┌─ RECORDED DATA

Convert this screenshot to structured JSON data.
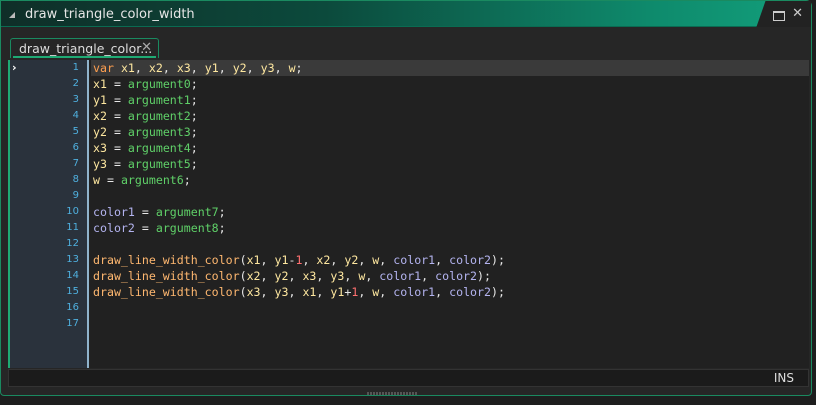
{
  "window": {
    "title": "draw_triangle_color_width",
    "maximize_icon": "maximize-icon",
    "close_icon": "close-icon"
  },
  "tab": {
    "label": "draw_triangle_color...",
    "close": "✕"
  },
  "gutter": {
    "arrow": "›"
  },
  "colors": {
    "accent": "#1faa74",
    "line_numbers": "#4fb0df"
  },
  "lines": [
    [
      [
        "var",
        "kw"
      ],
      [
        " ",
        "p"
      ],
      [
        "x1",
        "var"
      ],
      [
        ", ",
        "p"
      ],
      [
        "x2",
        "var"
      ],
      [
        ", ",
        "p"
      ],
      [
        "x3",
        "var"
      ],
      [
        ", ",
        "p"
      ],
      [
        "y1",
        "var"
      ],
      [
        ", ",
        "p"
      ],
      [
        "y2",
        "var"
      ],
      [
        ", ",
        "p"
      ],
      [
        "y3",
        "var"
      ],
      [
        ", ",
        "p"
      ],
      [
        "w",
        "var"
      ],
      [
        ";",
        "p"
      ]
    ],
    [
      [
        "x1",
        "var"
      ],
      [
        " = ",
        "p"
      ],
      [
        "argument0",
        "arg"
      ],
      [
        ";",
        "p"
      ]
    ],
    [
      [
        "y1",
        "var"
      ],
      [
        " = ",
        "p"
      ],
      [
        "argument1",
        "arg"
      ],
      [
        ";",
        "p"
      ]
    ],
    [
      [
        "x2",
        "var"
      ],
      [
        " = ",
        "p"
      ],
      [
        "argument2",
        "arg"
      ],
      [
        ";",
        "p"
      ]
    ],
    [
      [
        "y2",
        "var"
      ],
      [
        " = ",
        "p"
      ],
      [
        "argument3",
        "arg"
      ],
      [
        ";",
        "p"
      ]
    ],
    [
      [
        "x3",
        "var"
      ],
      [
        " = ",
        "p"
      ],
      [
        "argument4",
        "arg"
      ],
      [
        ";",
        "p"
      ]
    ],
    [
      [
        "y3",
        "var"
      ],
      [
        " = ",
        "p"
      ],
      [
        "argument5",
        "arg"
      ],
      [
        ";",
        "p"
      ]
    ],
    [
      [
        "w",
        "var"
      ],
      [
        " = ",
        "p"
      ],
      [
        "argument6",
        "arg"
      ],
      [
        ";",
        "p"
      ]
    ],
    [],
    [
      [
        "color1",
        "loc"
      ],
      [
        " = ",
        "p"
      ],
      [
        "argument7",
        "arg"
      ],
      [
        ";",
        "p"
      ]
    ],
    [
      [
        "color2",
        "loc"
      ],
      [
        " = ",
        "p"
      ],
      [
        "argument8",
        "arg"
      ],
      [
        ";",
        "p"
      ]
    ],
    [],
    [
      [
        "draw_line_width_color",
        "fn"
      ],
      [
        "(",
        "p"
      ],
      [
        "x1",
        "var"
      ],
      [
        ", ",
        "p"
      ],
      [
        "y1",
        "var"
      ],
      [
        "-",
        "p"
      ],
      [
        "1",
        "num"
      ],
      [
        ", ",
        "p"
      ],
      [
        "x2",
        "var"
      ],
      [
        ", ",
        "p"
      ],
      [
        "y2",
        "var"
      ],
      [
        ", ",
        "p"
      ],
      [
        "w",
        "var"
      ],
      [
        ", ",
        "p"
      ],
      [
        "color1",
        "loc"
      ],
      [
        ", ",
        "p"
      ],
      [
        "color2",
        "loc"
      ],
      [
        ");",
        "p"
      ]
    ],
    [
      [
        "draw_line_width_color",
        "fn"
      ],
      [
        "(",
        "p"
      ],
      [
        "x2",
        "var"
      ],
      [
        ", ",
        "p"
      ],
      [
        "y2",
        "var"
      ],
      [
        ", ",
        "p"
      ],
      [
        "x3",
        "var"
      ],
      [
        ", ",
        "p"
      ],
      [
        "y3",
        "var"
      ],
      [
        ", ",
        "p"
      ],
      [
        "w",
        "var"
      ],
      [
        ", ",
        "p"
      ],
      [
        "color1",
        "loc"
      ],
      [
        ", ",
        "p"
      ],
      [
        "color2",
        "loc"
      ],
      [
        ");",
        "p"
      ]
    ],
    [
      [
        "draw_line_width_color",
        "fn"
      ],
      [
        "(",
        "p"
      ],
      [
        "x3",
        "var"
      ],
      [
        ", ",
        "p"
      ],
      [
        "y3",
        "var"
      ],
      [
        ", ",
        "p"
      ],
      [
        "x1",
        "var"
      ],
      [
        ", ",
        "p"
      ],
      [
        "y1",
        "var"
      ],
      [
        "+",
        "p"
      ],
      [
        "1",
        "num"
      ],
      [
        ", ",
        "p"
      ],
      [
        "w",
        "var"
      ],
      [
        ", ",
        "p"
      ],
      [
        "color1",
        "loc"
      ],
      [
        ", ",
        "p"
      ],
      [
        "color2",
        "loc"
      ],
      [
        ");",
        "p"
      ]
    ],
    [],
    []
  ],
  "line_numbers": [
    "1",
    "2",
    "3",
    "4",
    "5",
    "6",
    "7",
    "8",
    "9",
    "10",
    "11",
    "12",
    "13",
    "14",
    "15",
    "16",
    "17"
  ],
  "status": {
    "mode": "INS"
  }
}
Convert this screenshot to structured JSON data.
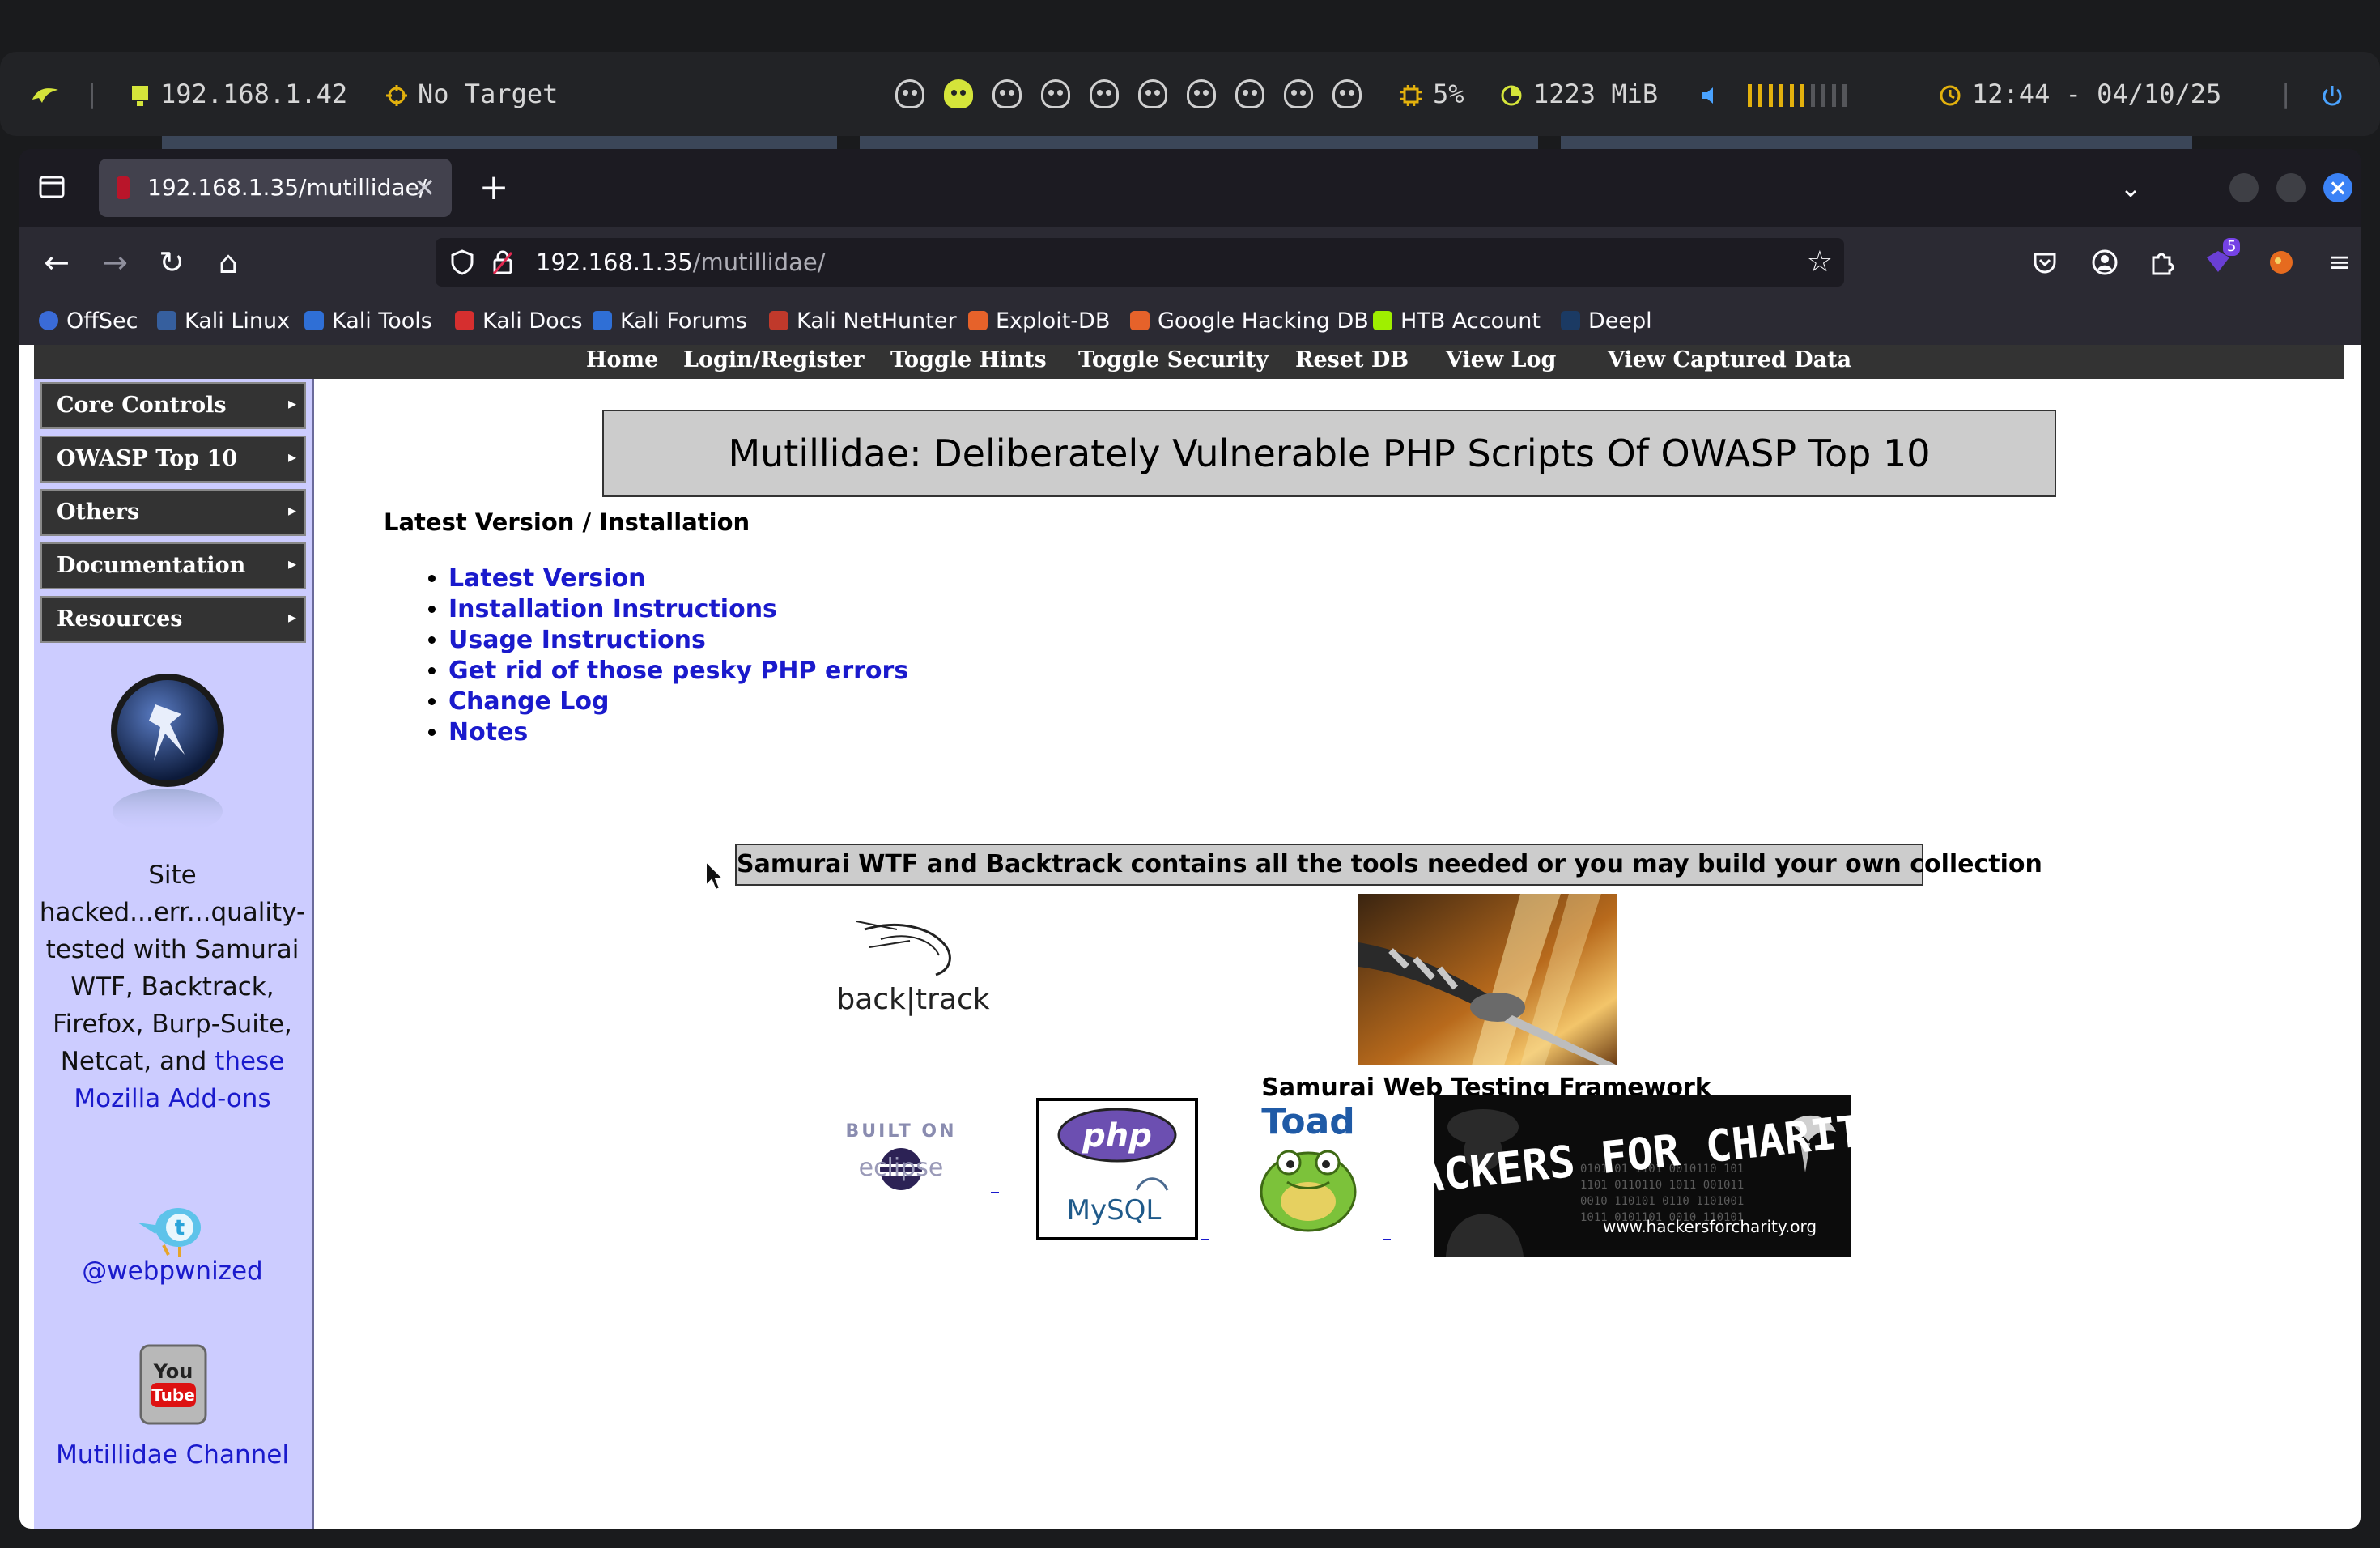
{
  "system_bar": {
    "ip": "192.168.1.42",
    "target": "No Target",
    "cpu": "5%",
    "memory": "1223 MiB",
    "clock": "12:44 - 04/10/25",
    "volume_level": 0.6,
    "workspaces": 10,
    "active_workspace": 2
  },
  "browser": {
    "tab_title": "192.168.1.35/mutillidae/",
    "url_host": "192.168.1.35",
    "url_path": "/mutillidae/",
    "extension_badge": "5",
    "bookmarks": [
      "OffSec",
      "Kali Linux",
      "Kali Tools",
      "Kali Docs",
      "Kali Forums",
      "Kali NetHunter",
      "Exploit-DB",
      "Google Hacking DB",
      "HTB Account",
      "Deepl"
    ]
  },
  "page": {
    "nav_links": [
      "Home",
      "Login/Register",
      "Toggle Hints",
      "Toggle Security",
      "Reset DB",
      "View Log",
      "View Captured Data"
    ],
    "menu": [
      "Core Controls",
      "OWASP Top 10",
      "Others",
      "Documentation",
      "Resources"
    ],
    "sidebar_blurb": "Site hacked...err...quality-tested with Samurai WTF, Backtrack, Firefox, Burp-Suite, Netcat, and",
    "sidebar_blurb_link": "these Mozilla Add-ons",
    "twitter_handle": "@webpwnized",
    "youtube_link": "Mutillidae Channel",
    "title": "Mutillidae: Deliberately Vulnerable PHP Scripts Of OWASP Top 10",
    "latest_heading": "Latest Version / Installation",
    "links": [
      "Latest Version",
      "Installation Instructions",
      "Usage Instructions",
      "Get rid of those pesky PHP errors",
      "Change Log",
      "Notes"
    ],
    "tools_banner": "Samurai WTF and Backtrack contains all the tools needed or you may build your own collection",
    "samurai_caption": "Samurai Web Testing Framework",
    "logos": {
      "backtrack": "back|track",
      "eclipse_built_on": "BUILT ON",
      "eclipse": "eclipse",
      "php": "php",
      "mysql": "MySQL",
      "toad": "Toad",
      "hfc_title": "HACKERS FOR CHARITY",
      "hfc_url": "www.hackersforcharity.org"
    }
  }
}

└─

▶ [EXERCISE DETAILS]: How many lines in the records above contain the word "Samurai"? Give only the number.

▶ [EXERCISE RESPONSE]: 3